*Provided material*:
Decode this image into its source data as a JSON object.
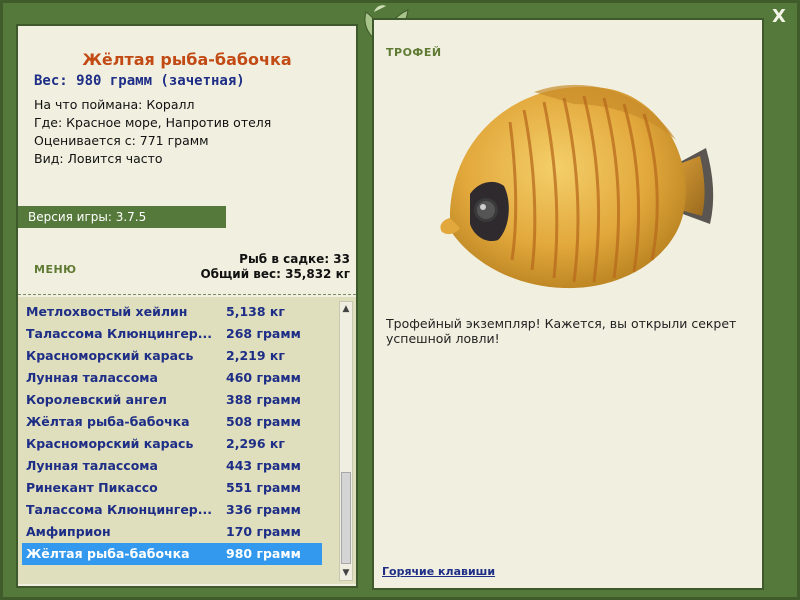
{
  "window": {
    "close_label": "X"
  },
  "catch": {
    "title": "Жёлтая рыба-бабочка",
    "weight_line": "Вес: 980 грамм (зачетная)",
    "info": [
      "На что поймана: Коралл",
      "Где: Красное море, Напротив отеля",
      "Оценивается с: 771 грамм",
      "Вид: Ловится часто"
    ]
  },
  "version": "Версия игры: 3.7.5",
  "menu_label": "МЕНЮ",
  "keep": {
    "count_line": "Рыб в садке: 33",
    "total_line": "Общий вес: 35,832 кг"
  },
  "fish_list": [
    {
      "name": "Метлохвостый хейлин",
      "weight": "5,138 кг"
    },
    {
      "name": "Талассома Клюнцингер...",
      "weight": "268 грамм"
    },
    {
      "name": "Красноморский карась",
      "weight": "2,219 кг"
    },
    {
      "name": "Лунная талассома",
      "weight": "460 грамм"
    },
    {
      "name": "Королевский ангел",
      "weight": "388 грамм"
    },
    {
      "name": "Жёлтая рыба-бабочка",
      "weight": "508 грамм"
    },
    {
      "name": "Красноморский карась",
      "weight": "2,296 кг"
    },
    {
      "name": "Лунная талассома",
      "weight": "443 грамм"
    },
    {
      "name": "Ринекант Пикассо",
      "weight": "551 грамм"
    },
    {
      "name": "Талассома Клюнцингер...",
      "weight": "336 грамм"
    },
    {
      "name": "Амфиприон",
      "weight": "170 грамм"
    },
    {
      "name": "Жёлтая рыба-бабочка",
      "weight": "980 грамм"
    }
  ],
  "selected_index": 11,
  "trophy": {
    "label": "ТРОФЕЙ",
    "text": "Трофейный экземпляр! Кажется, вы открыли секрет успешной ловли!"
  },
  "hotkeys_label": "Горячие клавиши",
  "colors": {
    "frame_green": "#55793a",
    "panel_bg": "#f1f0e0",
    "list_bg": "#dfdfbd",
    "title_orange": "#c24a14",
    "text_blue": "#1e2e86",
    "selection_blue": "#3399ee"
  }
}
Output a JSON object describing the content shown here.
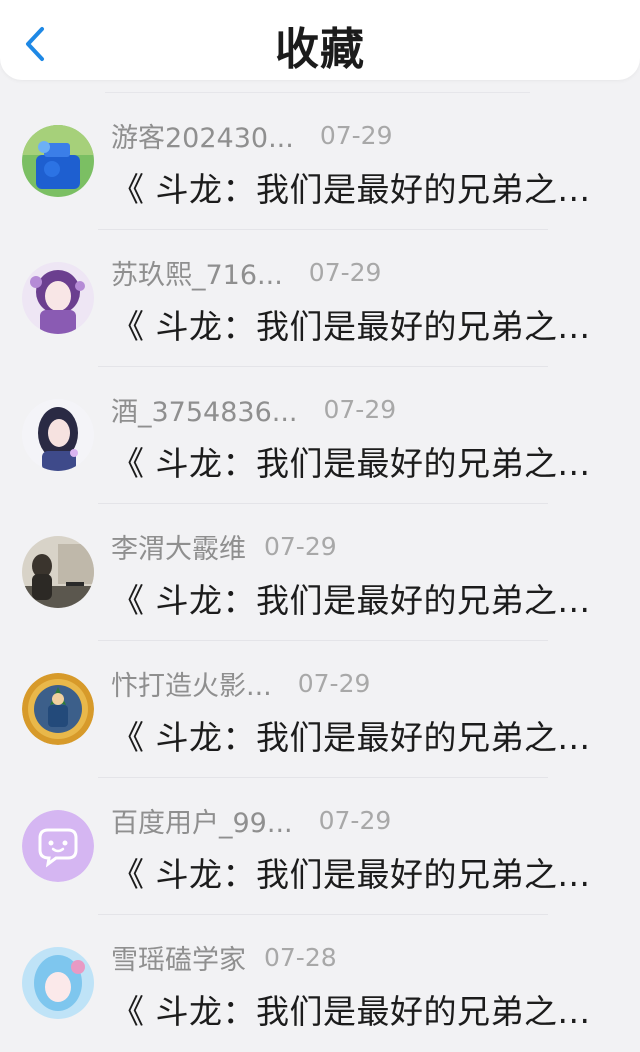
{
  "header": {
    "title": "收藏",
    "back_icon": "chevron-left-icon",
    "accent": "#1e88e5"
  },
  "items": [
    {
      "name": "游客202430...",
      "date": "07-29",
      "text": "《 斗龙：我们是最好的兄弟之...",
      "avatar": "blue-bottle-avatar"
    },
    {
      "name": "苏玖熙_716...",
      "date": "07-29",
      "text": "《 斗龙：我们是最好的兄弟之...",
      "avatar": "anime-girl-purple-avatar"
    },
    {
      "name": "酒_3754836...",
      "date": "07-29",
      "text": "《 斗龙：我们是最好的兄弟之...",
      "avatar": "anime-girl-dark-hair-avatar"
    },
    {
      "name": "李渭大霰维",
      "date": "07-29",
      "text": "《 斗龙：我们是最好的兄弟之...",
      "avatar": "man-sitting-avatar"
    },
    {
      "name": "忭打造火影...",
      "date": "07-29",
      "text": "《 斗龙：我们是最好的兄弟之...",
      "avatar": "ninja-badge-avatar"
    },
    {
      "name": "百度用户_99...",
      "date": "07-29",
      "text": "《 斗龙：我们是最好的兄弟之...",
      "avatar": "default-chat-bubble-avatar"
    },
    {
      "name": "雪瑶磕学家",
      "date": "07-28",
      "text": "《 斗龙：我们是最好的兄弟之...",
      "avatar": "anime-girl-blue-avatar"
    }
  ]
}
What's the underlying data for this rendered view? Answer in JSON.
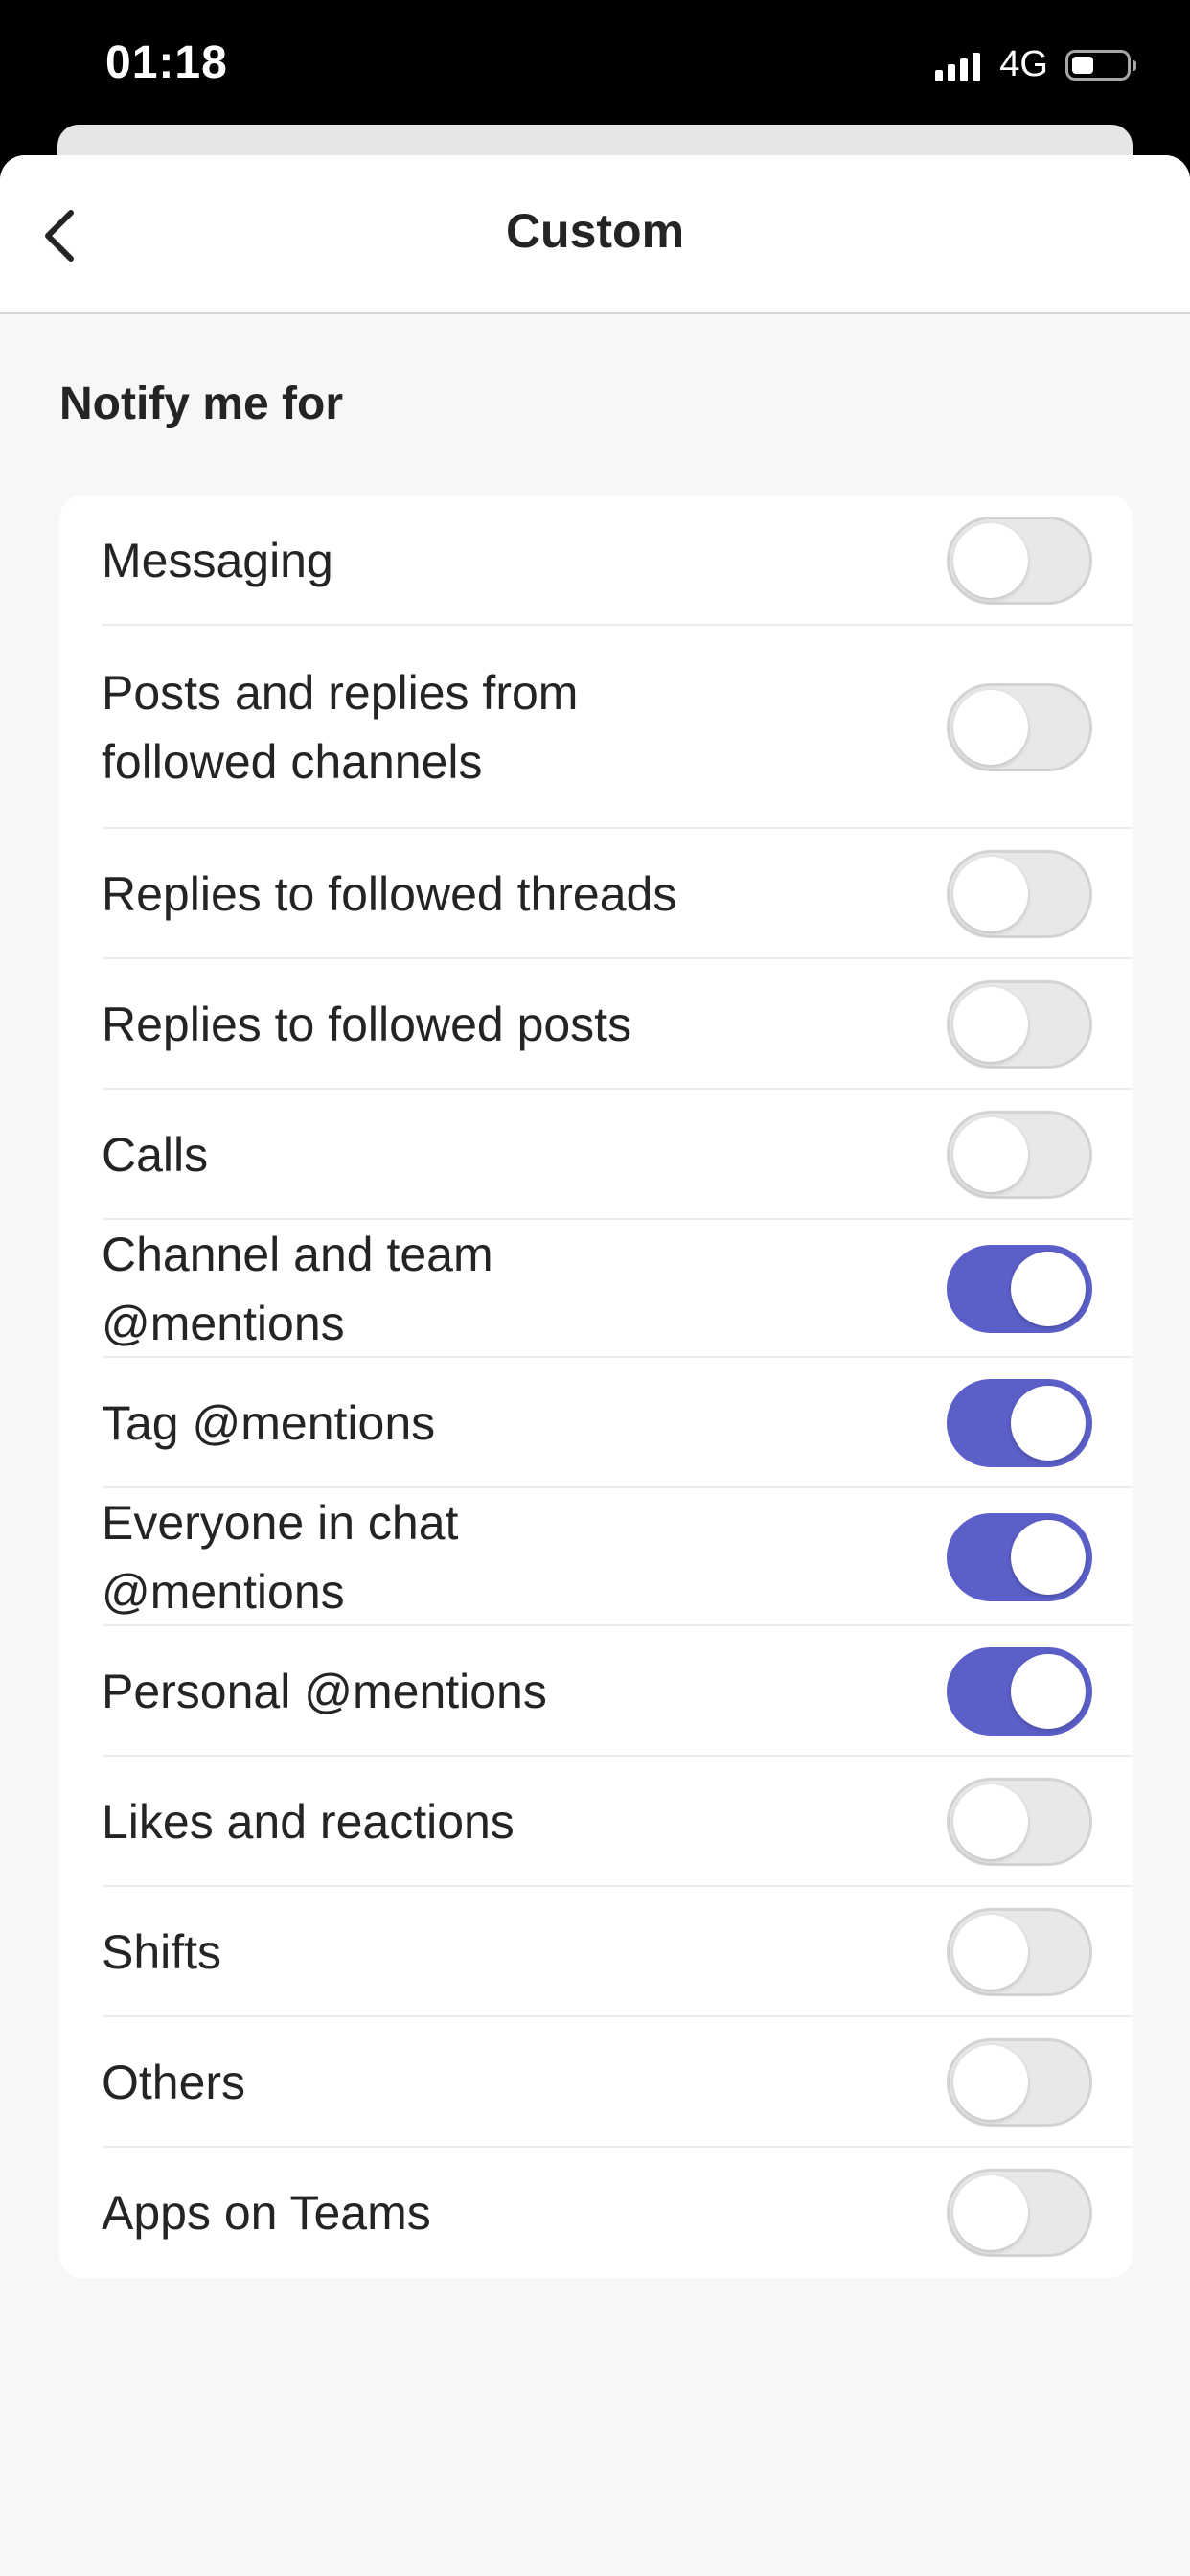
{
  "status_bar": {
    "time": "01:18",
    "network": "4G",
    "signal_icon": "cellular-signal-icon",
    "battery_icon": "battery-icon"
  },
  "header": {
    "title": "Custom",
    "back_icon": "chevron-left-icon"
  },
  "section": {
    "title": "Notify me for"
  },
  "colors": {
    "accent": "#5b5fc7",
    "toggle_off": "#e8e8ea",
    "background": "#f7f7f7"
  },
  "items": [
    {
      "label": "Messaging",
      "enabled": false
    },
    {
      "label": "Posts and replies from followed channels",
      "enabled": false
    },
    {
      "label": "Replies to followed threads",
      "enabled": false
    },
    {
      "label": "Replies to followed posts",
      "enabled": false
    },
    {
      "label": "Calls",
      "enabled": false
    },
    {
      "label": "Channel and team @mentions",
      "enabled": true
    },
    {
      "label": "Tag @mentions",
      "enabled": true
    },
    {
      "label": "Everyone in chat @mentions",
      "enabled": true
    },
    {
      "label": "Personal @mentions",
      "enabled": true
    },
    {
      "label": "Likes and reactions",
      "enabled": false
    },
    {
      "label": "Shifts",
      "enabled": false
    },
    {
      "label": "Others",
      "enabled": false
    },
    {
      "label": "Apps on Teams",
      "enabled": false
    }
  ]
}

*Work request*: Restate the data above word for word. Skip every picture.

*Result of this exercise*:
Decode this image into its source data as a JSON object.
{
  "window": {
    "close_label": "X"
  },
  "catch": {
    "title": "Жёлтая рыба-бабочка",
    "weight_line": "Вес: 980 грамм (зачетная)",
    "info": [
      "На что поймана: Коралл",
      "Где: Красное море, Напротив отеля",
      "Оценивается с: 771 грамм",
      "Вид: Ловится часто"
    ]
  },
  "version": "Версия игры: 3.7.5",
  "menu_label": "МЕНЮ",
  "keep": {
    "count_line": "Рыб в садке: 33",
    "total_line": "Общий вес: 35,832 кг"
  },
  "fish_list": [
    {
      "name": "Метлохвостый хейлин",
      "weight": "5,138 кг"
    },
    {
      "name": "Талассома Клюнцингер...",
      "weight": "268 грамм"
    },
    {
      "name": "Красноморский карась",
      "weight": "2,219 кг"
    },
    {
      "name": "Лунная талассома",
      "weight": "460 грамм"
    },
    {
      "name": "Королевский ангел",
      "weight": "388 грамм"
    },
    {
      "name": "Жёлтая рыба-бабочка",
      "weight": "508 грамм"
    },
    {
      "name": "Красноморский карась",
      "weight": "2,296 кг"
    },
    {
      "name": "Лунная талассома",
      "weight": "443 грамм"
    },
    {
      "name": "Ринекант Пикассо",
      "weight": "551 грамм"
    },
    {
      "name": "Талассома Клюнцингер...",
      "weight": "336 грамм"
    },
    {
      "name": "Амфиприон",
      "weight": "170 грамм"
    },
    {
      "name": "Жёлтая рыба-бабочка",
      "weight": "980 грамм"
    }
  ],
  "selected_index": 11,
  "trophy": {
    "label": "ТРОФЕЙ",
    "text": "Трофейный экземпляр! Кажется, вы открыли секрет успешной ловли!"
  },
  "hotkeys_label": "Горячие клавиши",
  "colors": {
    "frame_green": "#55793a",
    "panel_bg": "#f1f0e0",
    "list_bg": "#dfdfbd",
    "title_orange": "#c24a14",
    "text_blue": "#1e2e86",
    "selection_blue": "#3399ee"
  }
}
Output a JSON object describing the content shown here.
{
  "header": {
    "title": "收藏",
    "back_icon": "chevron-left-icon",
    "accent": "#1e88e5"
  },
  "items": [
    {
      "name": "游客202430...",
      "date": "07-29",
      "text": "《 斗龙：我们是最好的兄弟之...",
      "avatar": "blue-bottle-avatar"
    },
    {
      "name": "苏玖熙_716...",
      "date": "07-29",
      "text": "《 斗龙：我们是最好的兄弟之...",
      "avatar": "anime-girl-purple-avatar"
    },
    {
      "name": "酒_3754836...",
      "date": "07-29",
      "text": "《 斗龙：我们是最好的兄弟之...",
      "avatar": "anime-girl-dark-hair-avatar"
    },
    {
      "name": "李渭大霰维",
      "date": "07-29",
      "text": "《 斗龙：我们是最好的兄弟之...",
      "avatar": "man-sitting-avatar"
    },
    {
      "name": "忭打造火影...",
      "date": "07-29",
      "text": "《 斗龙：我们是最好的兄弟之...",
      "avatar": "ninja-badge-avatar"
    },
    {
      "name": "百度用户_99...",
      "date": "07-29",
      "text": "《 斗龙：我们是最好的兄弟之...",
      "avatar": "default-chat-bubble-avatar"
    },
    {
      "name": "雪瑶磕学家",
      "date": "07-28",
      "text": "《 斗龙：我们是最好的兄弟之...",
      "avatar": "anime-girl-blue-avatar"
    }
  ]
}
What's the underlying data for this rendered view? Answer in JSON.
{
  "status_bar": {
    "time": "01:18",
    "network": "4G",
    "signal_icon": "cellular-signal-icon",
    "battery_icon": "battery-icon"
  },
  "header": {
    "title": "Custom",
    "back_icon": "chevron-left-icon"
  },
  "section": {
    "title": "Notify me for"
  },
  "colors": {
    "accent": "#5b5fc7",
    "toggle_off": "#e8e8ea",
    "background": "#f7f7f7"
  },
  "items": [
    {
      "label": "Messaging",
      "enabled": false
    },
    {
      "label": "Posts and replies from followed channels",
      "enabled": false
    },
    {
      "label": "Replies to followed threads",
      "enabled": false
    },
    {
      "label": "Replies to followed posts",
      "enabled": false
    },
    {
      "label": "Calls",
      "enabled": false
    },
    {
      "label": "Channel and team @mentions",
      "enabled": true
    },
    {
      "label": "Tag @mentions",
      "enabled": true
    },
    {
      "label": "Everyone in chat @mentions",
      "enabled": true
    },
    {
      "label": "Personal @mentions",
      "enabled": true
    },
    {
      "label": "Likes and reactions",
      "enabled": false
    },
    {
      "label": "Shifts",
      "enabled": false
    },
    {
      "label": "Others",
      "enabled": false
    },
    {
      "label": "Apps on Teams",
      "enabled": false
    }
  ]
}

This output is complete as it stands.